Starting off with the classic stats, our testing showed that the 3050 scored lower in the 3DMark Time Spy Extreme test, scoring just 2991. Meanwhile, the 3060 Ti powered ahead, reaching 5574, proving that it packs a bigger punch. In this benchmark a higher score indicates a faster GPU.
Using these scores from industry tests shows the general performance difference between each GPU, however, they should not be used to write off the RTX 3050. It is still a powerful graphics card and will run games smoothly, though you will see a boosted frame rate with the RTX 3060 Ti.
We tested both cards with several games, the first being Horizon Zero Dawn; the 3060 Ti ran at 62fps at 1080p, with the 3050 hitting 60fps. The difference is arguably negligible, but it gives us an idea of how each GPU can perform when playing a modern open-world game.
Playing Zero Dawn in 4K is where the differences really show, as the 3050 went as high as 27fps, with the 3060 Ti going up to 49fps. Playing Dirt Rally and Borderlands 3 in 4K also showed off the bigger differences in power; Dirt Rally saw a difference of 32fps, while Borderlands 3 differed by 19fps, with the 3060 Ti being the more powerful in both cases.
It is important to note that the Nvidia 3050 has not been designed for an Ultra HD experience, and when playing at 1080p it will run at a more impressive frame rate, almost hitting 60fps in each game. However, it is something to consider, as you will be limited to lower resolutions with the 3050.
The RTX 3050 also saw a predictable drop in frame rate when ray tracing was enabled, going from 55fps to 33fps when playing Control. Thankfully, having DLSS enabled helped to offset that drop, showing how DLSS can help boost up the 3050 to playable frame rates.
Overall, both GPUs are fine options for 1080p gaming, offering up similar features with the same architecture. However, if playing in 4K is important to you, the RTX 3060 Ti is more suited, though it will definitely shine better when played at 1080/1440p.

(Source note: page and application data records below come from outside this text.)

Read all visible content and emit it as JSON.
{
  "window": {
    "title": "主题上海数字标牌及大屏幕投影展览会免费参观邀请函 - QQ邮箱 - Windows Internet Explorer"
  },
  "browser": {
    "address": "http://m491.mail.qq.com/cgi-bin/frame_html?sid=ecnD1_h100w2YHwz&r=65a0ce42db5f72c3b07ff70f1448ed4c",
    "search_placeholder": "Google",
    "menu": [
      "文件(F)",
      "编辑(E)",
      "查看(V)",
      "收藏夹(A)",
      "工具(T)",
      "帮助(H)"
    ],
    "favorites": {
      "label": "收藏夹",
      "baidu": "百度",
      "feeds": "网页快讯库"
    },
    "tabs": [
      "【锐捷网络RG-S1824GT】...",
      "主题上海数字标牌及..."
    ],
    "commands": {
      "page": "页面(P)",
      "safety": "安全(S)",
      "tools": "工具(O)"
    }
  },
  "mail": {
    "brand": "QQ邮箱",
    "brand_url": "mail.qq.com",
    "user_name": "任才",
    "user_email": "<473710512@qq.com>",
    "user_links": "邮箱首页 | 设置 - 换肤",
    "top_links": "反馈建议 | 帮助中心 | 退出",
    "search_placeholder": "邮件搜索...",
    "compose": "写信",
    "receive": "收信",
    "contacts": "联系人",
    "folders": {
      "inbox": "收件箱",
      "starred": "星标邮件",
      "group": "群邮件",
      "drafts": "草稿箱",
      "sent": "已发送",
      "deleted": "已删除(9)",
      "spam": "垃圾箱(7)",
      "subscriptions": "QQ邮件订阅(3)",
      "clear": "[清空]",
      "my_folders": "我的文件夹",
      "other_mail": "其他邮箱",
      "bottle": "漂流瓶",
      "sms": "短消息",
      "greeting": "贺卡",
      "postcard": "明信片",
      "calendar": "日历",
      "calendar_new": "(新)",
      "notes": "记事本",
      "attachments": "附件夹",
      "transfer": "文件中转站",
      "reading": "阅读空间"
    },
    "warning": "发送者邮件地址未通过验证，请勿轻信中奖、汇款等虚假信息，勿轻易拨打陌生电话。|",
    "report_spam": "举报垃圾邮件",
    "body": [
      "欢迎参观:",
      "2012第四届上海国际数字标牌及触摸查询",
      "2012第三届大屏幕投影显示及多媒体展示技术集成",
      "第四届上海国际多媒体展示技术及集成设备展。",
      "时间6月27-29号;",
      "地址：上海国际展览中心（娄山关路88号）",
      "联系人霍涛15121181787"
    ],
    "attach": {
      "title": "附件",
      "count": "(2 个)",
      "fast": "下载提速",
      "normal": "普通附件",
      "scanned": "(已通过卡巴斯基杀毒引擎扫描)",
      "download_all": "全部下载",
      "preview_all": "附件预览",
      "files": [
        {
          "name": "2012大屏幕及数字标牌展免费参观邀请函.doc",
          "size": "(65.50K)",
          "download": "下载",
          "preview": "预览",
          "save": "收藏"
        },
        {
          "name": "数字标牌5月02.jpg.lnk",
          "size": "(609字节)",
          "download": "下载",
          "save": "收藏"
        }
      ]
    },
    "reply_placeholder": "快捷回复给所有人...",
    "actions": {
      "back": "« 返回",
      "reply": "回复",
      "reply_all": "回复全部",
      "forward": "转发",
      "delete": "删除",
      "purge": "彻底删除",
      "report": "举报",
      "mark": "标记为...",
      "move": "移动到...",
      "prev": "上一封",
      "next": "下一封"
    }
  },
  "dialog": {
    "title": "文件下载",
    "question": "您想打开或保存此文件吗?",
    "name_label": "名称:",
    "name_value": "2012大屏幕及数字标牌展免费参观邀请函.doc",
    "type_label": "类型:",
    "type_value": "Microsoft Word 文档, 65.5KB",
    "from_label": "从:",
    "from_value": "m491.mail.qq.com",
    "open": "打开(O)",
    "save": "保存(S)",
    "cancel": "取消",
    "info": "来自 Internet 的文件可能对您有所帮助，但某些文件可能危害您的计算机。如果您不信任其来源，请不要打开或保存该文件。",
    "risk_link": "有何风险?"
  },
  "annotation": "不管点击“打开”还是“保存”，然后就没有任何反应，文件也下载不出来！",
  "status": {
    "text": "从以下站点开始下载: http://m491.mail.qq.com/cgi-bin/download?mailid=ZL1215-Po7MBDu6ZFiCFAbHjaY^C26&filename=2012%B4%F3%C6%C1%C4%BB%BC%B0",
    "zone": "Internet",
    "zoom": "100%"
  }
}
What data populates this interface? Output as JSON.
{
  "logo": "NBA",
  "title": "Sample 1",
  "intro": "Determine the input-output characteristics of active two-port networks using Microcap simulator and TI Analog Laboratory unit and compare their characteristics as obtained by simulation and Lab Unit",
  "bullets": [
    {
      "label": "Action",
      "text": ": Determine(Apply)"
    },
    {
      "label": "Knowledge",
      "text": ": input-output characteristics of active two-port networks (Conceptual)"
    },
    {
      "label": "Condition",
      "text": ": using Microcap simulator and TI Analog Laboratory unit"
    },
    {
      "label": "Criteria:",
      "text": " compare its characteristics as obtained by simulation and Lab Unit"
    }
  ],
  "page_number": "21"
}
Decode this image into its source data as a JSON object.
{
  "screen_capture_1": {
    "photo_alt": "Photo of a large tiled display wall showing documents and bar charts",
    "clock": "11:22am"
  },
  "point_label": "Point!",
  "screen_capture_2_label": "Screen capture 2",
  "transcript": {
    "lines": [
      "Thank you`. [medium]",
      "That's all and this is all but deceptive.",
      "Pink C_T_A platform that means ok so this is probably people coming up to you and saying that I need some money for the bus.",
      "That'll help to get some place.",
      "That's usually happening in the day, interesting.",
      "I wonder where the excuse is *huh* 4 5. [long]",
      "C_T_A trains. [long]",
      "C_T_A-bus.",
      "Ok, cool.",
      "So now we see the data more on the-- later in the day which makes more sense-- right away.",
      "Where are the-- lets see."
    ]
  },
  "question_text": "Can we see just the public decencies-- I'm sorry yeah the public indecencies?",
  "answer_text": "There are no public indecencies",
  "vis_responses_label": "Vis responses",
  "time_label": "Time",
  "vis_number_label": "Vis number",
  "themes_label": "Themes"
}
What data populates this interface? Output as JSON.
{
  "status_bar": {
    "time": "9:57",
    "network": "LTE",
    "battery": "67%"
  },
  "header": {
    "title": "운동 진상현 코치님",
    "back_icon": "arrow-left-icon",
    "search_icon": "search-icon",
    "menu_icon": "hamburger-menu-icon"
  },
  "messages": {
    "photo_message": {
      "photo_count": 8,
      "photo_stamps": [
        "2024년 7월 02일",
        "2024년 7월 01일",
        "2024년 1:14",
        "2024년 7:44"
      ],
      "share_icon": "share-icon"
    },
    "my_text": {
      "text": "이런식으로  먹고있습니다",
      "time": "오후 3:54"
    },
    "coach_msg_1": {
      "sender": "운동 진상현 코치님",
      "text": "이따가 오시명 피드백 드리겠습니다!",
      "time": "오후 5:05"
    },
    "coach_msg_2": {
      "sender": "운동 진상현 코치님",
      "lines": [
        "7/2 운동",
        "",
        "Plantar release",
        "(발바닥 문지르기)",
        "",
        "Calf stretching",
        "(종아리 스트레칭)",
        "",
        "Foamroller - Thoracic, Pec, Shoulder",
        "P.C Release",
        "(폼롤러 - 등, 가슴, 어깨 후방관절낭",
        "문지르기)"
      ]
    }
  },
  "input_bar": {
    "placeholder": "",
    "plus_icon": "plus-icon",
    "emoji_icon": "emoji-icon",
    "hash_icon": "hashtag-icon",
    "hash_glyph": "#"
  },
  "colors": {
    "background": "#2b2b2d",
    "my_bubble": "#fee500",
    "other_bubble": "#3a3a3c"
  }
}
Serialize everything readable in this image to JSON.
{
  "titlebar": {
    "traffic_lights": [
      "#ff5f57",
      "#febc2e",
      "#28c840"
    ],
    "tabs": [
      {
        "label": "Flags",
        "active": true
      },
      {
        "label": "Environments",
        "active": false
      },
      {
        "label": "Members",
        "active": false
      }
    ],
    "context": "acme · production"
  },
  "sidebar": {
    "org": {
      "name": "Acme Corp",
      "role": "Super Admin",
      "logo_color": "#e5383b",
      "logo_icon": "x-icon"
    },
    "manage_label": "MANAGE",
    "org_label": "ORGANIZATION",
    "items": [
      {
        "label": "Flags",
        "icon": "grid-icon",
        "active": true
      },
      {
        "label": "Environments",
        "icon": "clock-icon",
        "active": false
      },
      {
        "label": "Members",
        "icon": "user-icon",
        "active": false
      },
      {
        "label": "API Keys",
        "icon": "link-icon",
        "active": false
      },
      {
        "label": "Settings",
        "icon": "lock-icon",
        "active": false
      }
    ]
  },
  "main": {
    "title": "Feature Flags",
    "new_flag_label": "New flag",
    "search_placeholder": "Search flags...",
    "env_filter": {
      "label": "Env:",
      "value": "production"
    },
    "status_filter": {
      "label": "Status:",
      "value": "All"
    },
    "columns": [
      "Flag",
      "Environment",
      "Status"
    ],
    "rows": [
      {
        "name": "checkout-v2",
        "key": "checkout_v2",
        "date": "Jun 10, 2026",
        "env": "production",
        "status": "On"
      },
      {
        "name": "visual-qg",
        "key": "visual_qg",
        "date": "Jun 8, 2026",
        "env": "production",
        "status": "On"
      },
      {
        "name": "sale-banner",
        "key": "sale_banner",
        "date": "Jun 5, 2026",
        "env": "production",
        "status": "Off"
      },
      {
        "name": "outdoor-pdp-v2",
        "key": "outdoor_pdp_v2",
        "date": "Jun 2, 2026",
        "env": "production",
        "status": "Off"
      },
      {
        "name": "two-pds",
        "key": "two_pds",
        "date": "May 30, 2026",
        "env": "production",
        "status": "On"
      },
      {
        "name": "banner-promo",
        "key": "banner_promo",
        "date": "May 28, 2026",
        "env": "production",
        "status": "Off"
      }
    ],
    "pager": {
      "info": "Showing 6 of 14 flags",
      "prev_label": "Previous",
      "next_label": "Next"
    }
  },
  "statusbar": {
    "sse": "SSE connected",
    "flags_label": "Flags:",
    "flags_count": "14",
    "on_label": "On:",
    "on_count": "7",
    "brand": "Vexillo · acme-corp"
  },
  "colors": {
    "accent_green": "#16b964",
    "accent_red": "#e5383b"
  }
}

The RTX 3050 is more affordable and is able to hit 60fps in most cases, with support for DLSS and ray tracing. While the technology isn’t as it’s best here, its low price still makes this worthwhile.
In our opinion, due to the sheer performance and the fact the price jump isn’t that severe, the Nvidia RTX 3060 Ti is more worthwhile and will likely be the better option for most gamers out there. But we also wouldn’t bet against the RTX 3050 if your budget is really tight.